And it cannot really help to ‘efface the memory of danger and the shadow of death’. It can only remind you about it. And when agents are guests of another secret service, even a friendly one, as is in Bond’s case, it’s not exactly great luxury that they are offered. It is mostly quite a modest arrangement, as the other lot are also counting their dollars and cents.

What is most disappointing, right from the first pages, is that Bond, in his book version, is not at all funny or cynical and takes life very seriously indeed. Way too seriously, I might add. He is supposedly a highly trained and skilful agent but he appears to have no idea of how to actually carry out his duties. He arrives in America, on a mission to take on the mysterious Mr Big, a master criminal of Jamaican and French origin, who dabbles in black magic and works for SMERSH, the sinister Soviet intelligence organisation that is operating throughout the whole world and causing all sorts of problems for Western governments.

Mr Big is one of the top black criminals in the US. He controls all of Harlem, has his people everywhere, is seriously into voodoo magic and is helping SMERSH to spy against the US. And the way he does it is very odd indeed: he smuggles gold coins from a pirate’s treasure, found in Jamaica, into the US, sells them on the black market and then passes the proceeds to SMERSH. Bond is ordered by his boss ‘M’ to find out where this treasure is hidden and how Mr Big manages to bring all these gold coins into the US undetected. And, of course, agent 007 is told to deal with Mr Big in his usual ruthless way.

Bond in the book is brought to his five-star hotel in New York, compliments of the CIA, and immediately it is clear that the bad guys know that he has arrived and where he is staying. He then asks his CIA contact, Felix Leiter, to take him around the joints of Harlem (for the record, Felix is white too), to get the feel for the atmosphere in which Mr Big operates. Not a great idea, mind you.
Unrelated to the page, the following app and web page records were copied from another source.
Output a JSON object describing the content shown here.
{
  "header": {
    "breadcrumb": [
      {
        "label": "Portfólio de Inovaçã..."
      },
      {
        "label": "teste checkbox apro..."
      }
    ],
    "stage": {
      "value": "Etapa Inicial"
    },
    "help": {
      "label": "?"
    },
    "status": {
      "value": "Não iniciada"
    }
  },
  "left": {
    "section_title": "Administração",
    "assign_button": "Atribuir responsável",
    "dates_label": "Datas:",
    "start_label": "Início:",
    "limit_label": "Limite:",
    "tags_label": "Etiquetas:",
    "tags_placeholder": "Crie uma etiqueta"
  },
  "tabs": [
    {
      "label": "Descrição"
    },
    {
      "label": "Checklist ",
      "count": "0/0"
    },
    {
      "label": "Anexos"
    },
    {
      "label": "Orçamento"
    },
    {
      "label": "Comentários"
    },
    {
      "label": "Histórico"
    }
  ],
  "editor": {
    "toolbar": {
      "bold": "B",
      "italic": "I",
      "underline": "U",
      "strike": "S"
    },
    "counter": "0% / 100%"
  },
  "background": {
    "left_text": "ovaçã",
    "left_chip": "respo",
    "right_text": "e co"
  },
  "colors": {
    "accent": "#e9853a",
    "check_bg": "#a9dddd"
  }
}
Two white guys in 1960s Harlem hanging around clubs in Harlem late at night.

Naturally, after ending up in a joint run by Mr Big the two super-spies are captured by the master criminal. A mysterious beautiful woman, Solitaire, is introduced into the narrative to provide Bond with a love interest, who falls in love with him at first sight. Bond then escapes and – here I’d like you to pay special attention – returns to his five-star hotel, even though he knows well that Mr Big is after him and knows where he is staying in New York.

But that is Bond for you – once he gets into the ‘great luxury’ routine there’s no stopping him.

And so on and on this stupidity continues and we find out, among other things, that Bond has huge respect for his boss ‘M’, whose voice – I’m not kidding you – he ‘loved and obeyed’. We also learn that he is prone to sudden urges to have a stiff drink, at the most inconvenient of times. When, for example, he is getting ready to go on a dangerous mission. We also find out that he falls in love easily and considers people he has just met to be his dearest and most trusted friends in whom he can confide all his deepest secrets. (Smacks of the modern FBI and CIA boys, doesn’t it, when the share confidential information with hacks they’ve never seen before.)

Bond is also prone to get easily spotted by his enemies, being a tall handsome guy with a distinctive scar on his cheek, and he has no idea of how to lose a tail or figure out that going on long walks for no reason may result in bad things happening while he is at it, like the woman he loves getting snatched by the bad guys. And he generally talks too much about things that should have remained secret – another strong parallel with the current lot in the FBI and CIA.

And there you have it. James Bond, the role model for so many spooks these days, was actually rubbish as a spy. And that might explain why they are rubbish as well.